What Is Albumen Printing?


Albumen printing was photography in the 1850s!

In today’s version of this process, I create a 16 x 20 negative transparency from either a scanned 8 x 10 negative or a digital capture. 


To obtain the albumen, dozens of eggs are cracked and the yolks separated from the whites. The whites are beaten to a stiff meringue and allowed to sit overnight. The albumen settles to the bottom of the jar as a beautiful pale yellow liquid. The meringue is removed, and the albumen allowed to age from one month to years. 


I then float Canson sketching paper on salted albumen solution and allow it to dry. This is the same paper used since the 1850s. Subsequently, the albumenized paper is floated on a 20% silver nitrate solution for three minutes. After floating, the coated paper is sensitive to light. The paper and the enlarged negative are sandwiched together and exposed to ultraviolet light in a vacuum frame. 

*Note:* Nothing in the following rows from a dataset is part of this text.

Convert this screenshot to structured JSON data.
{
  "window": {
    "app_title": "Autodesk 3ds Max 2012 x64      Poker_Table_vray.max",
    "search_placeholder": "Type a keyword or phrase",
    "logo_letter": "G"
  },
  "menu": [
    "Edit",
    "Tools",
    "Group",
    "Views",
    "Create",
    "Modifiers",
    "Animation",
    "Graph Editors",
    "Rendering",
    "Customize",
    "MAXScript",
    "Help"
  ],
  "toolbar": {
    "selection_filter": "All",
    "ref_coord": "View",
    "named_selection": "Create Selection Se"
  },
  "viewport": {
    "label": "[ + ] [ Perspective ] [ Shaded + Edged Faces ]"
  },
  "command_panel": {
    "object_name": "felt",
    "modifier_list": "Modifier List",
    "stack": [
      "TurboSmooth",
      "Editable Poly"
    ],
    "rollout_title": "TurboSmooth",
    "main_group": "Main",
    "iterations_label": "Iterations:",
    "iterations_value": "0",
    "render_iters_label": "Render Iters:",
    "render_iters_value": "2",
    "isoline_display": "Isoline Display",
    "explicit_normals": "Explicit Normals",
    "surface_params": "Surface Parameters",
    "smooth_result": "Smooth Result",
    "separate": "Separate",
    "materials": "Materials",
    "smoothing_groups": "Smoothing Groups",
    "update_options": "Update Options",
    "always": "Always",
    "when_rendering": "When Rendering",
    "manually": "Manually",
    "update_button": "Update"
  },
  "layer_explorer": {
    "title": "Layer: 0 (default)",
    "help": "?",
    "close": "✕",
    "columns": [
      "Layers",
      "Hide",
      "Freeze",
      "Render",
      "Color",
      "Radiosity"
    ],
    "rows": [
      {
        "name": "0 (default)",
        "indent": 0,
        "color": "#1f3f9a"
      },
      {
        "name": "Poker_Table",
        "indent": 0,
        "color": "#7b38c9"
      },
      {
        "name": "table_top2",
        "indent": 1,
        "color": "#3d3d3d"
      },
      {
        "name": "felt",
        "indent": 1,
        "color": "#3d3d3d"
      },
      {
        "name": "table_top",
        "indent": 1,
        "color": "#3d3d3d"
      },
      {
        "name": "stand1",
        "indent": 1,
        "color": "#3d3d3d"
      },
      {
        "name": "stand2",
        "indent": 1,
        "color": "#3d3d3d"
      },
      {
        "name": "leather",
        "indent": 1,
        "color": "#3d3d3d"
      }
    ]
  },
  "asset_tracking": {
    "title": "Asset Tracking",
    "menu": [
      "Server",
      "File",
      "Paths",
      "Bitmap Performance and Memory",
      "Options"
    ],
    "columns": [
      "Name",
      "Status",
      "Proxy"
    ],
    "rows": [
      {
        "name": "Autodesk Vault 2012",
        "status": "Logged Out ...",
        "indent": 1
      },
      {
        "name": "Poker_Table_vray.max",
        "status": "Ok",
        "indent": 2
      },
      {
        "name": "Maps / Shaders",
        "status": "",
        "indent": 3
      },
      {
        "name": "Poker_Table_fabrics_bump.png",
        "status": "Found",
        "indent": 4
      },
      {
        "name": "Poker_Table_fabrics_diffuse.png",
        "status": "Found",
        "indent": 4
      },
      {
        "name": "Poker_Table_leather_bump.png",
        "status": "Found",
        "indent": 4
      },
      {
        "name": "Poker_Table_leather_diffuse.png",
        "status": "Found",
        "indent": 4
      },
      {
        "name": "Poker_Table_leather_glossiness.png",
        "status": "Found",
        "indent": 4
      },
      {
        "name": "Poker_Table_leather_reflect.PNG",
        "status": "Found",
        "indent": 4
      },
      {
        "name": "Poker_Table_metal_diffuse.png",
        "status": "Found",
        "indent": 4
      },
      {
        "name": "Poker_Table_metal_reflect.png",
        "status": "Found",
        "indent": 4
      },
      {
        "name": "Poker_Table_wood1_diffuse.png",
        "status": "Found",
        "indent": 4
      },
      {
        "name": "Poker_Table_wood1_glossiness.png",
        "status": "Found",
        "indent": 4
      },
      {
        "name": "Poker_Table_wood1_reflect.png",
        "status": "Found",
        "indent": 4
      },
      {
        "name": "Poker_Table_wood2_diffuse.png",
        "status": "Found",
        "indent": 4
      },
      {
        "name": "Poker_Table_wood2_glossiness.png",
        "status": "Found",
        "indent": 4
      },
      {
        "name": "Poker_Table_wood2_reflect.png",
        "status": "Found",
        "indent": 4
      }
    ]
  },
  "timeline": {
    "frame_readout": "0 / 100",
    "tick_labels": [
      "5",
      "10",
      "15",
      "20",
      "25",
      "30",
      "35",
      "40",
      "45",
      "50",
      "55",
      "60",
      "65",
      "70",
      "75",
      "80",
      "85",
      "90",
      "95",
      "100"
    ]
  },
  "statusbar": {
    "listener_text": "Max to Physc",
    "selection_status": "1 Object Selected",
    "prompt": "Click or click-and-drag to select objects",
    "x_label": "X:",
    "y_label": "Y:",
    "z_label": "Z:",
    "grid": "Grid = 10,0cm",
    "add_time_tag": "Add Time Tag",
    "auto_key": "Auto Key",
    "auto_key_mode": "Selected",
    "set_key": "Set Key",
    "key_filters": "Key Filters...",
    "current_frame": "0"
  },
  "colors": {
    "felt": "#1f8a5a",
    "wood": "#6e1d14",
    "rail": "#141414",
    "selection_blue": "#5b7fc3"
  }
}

After washing to remove excess silver, the image is toned in a solution of gold chloride mixed with a small amount of sodium bicarbonate (baking soda) and washed. Two thiosulfate baths and a final wash follow.